Smoke has been intentionally applied to foods since it was first recognized that holding meats and other provisions off the ground near the smoky fires did more than dry them more quickly or prevent animals from getting to them. The hanging foods, treated to a smoke bath, took on new and enticing flavors.
Today chefs around the world, including those in the mobile food industry smoke foods for their special flavors. By manipulating the smoking process, it is possible to create a range of products, both traditional and nontraditional. Besides such perennial favorites as smoked salmon, hams, bacon, and sausages, many unique smoked products are being featured on contemporary menus: smoked chicken salad, smoked tomato broth, even smoked cheeses, fruits, and vegetables.
Several types of smokers are available. The basic features shared by each type of smoker are a smoke source, a smoke chamber where the food is exposed, circulation, and ventilation.
Hardwoods such as hickory, oak, cherry, walnut, chestnut, apple, alder, mesquite, and wood from citrus trees, are good choices for smoking.
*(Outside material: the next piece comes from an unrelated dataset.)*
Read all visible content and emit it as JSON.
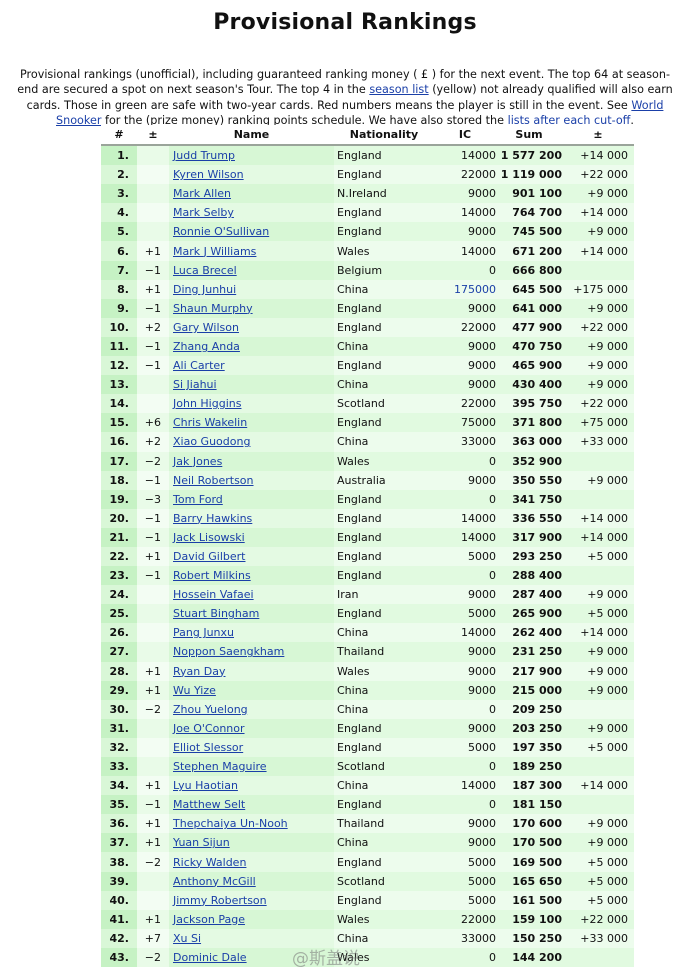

They produce a rich, aromatic smoke with proportionately few of the particles that make smoked foods taste sooty or bitter. Soft woods, such as pine, burn hot and fast with too much tar, making them unsuitable for smoking foods. In addition to various hardwoods, other flammable materials can be used. Teas, herb stems, whole spices, grapevine clippings, corn husks, fruit peels (such as orange and apple), and peanut shells can be added to the smoker to give a special flavor.
Wood for smoking can be purchased in chunks, chips, or sawdust. If you use a wood-burning oven to create smoke-roasted specialties, you can use larger pieces of wood, available for purchase by the bundle, truckload, or cord. Make the effort to purchase woods from a reputable source. You should be certain that the wood is free of contaminants such as oil or chemicals. Never use pressure-treated wood under any circumstances as it is so poisonous its intake could cause death.
Before cured foods are smoked, they should be allowed to air-dry long enough to form a tacky skin, known as a pellicle. The pellicle plays a key role in producing excellent smoked items. It acts as a kind of protective barrier for the food, and also plays an important role in capturing the smoke’s flavor and color.
Most foods can be properly dried by placing them on racks or by hanging them on hooks or sticks. It is important that air be able to flow around all sides. They should be air-dried uncovered, in the refrigerator or a cool room. To encourage pellicle formation, you can place the foods so that a fan blows air over them. The exterior of the item must be sufficiently dry if the smoke is to adhere.